5 Pearl Harbor Heroes You Need To Know About
November 18, 2016
During the attack on Pearl Harbor, men didn’t have much time to think about their actions. They simply did what they could do, or what they thought they needed to do, at the time. Most didn’t consider that their actions were “heroic,” but after the attack, the stories of some of these Pearl Harbor heroes of that fateful day came to be known.
There were many heroes on that day. Here are the stories of five of them.
Samuel Fuqua, a Lieutenant Commander, was enjoying his breakfast aboard the USS Arizona when she was hit. Running outside he was knocked to the ground by a bomb exploding nearby, but he got back on his feet and began to direct survivors to evacuate the ship. He was among the last men to abandon the ship, making sure the men were safe before him.

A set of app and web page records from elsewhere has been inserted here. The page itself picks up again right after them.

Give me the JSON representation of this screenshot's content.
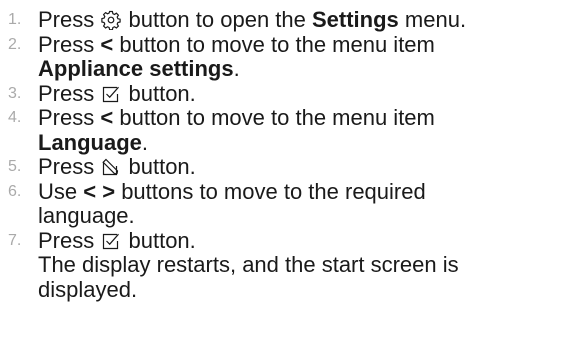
{
  "steps": [
    {
      "number": "1.",
      "parts": {
        "a": "Press",
        "icon": "gear-icon",
        "b": "button to open the",
        "bold": "Settings",
        "c": "menu."
      }
    },
    {
      "number": "2.",
      "parts": {
        "a": "Press",
        "key": "<",
        "b": "button to move to the menu item",
        "bold": "Appliance settings",
        "c": "."
      }
    },
    {
      "number": "3.",
      "parts": {
        "a": "Press",
        "icon": "confirm-check-icon",
        "b": "button."
      }
    },
    {
      "number": "4.",
      "parts": {
        "a": "Press",
        "key": "<",
        "b": "button to move to the menu item",
        "bold": "Language",
        "c": "."
      }
    },
    {
      "number": "5.",
      "parts": {
        "a": "Press",
        "icon": "edit-icon",
        "b": "button."
      }
    },
    {
      "number": "6.",
      "parts": {
        "a": "Use",
        "keys": "< >",
        "b": "buttons to move to the required",
        "c": "language."
      }
    },
    {
      "number": "7.",
      "parts": {
        "a": "Press",
        "icon": "confirm-check-icon",
        "b": "button.",
        "result_line1": "The display restarts, and the start screen is",
        "result_line2": "displayed."
      }
    }
  ]
}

He commandeered a boat, picked up survivors from the waters, and made his way back to the shore. For his heroism, he received a Medal of Honor.
George Welch and Kenneth Taylor were army air corps pilots who were sleeping after a big night of dancing and poker. Woken by exploding bombs and machine guns, they threw on their pants from the night before, ran to the airfield, and took off in their P-40 fighters. They took on the enemy in the air and by the end of the engagement, they had shot down at least six fighters and bombers. They were each awarded the Distinguished Service Cross and Taylor was also awarded a Purple Heart.
Doris Miller, the “unexpected hero,” was a cook on the USS West Virginia and on the morning of the attack, he was doing his usual routine – serving breakfast and collecting dirty dishes. When the attack commenced, Miller simply knew he had to do something to help, anything that could potentially stop the attack. So he fired a .50-caliber anti-aircraft machine gun at the Japanese planes. What’s so extraordinary is that Miller hadn’t ever had proper combat training, yet on that fateful day he shot down numerous planes and kept on firing until the gun had no ammunition left. The ammunition ran out, but Miller wasn’t finished, helping carry wounded men to safety. At the time, he said, “I just pulled the trigger and she worked fine”. Millers heroism was recognized the following year when he was awarded the US Navy Cross, the second-highest medal for valor. He was the first African American to ever receive such a high-level award.
The final story is one that was untold until the late 1950s, when it featured in a book. It’s the story of civilian George Walters, who was a dockyard worker. Walters was in charge of a 50-ton rolling crane that sat next to the USS Pennsylvania. When the attack began, Walters moved his crane backwards and forwards, shielding the boat from bombers and fighters. He even tried hitting the planes to knock them out of the sky. On the ship, the gunners at first thought he was annoying, but then realized he had the best spot to see aircraft coming at them (50 feet in the air), so they used the crane as a guide and were able to return fire. Many believe Walters helped them to shoot down up to 10 planes, and that he saved the Pennsylvania.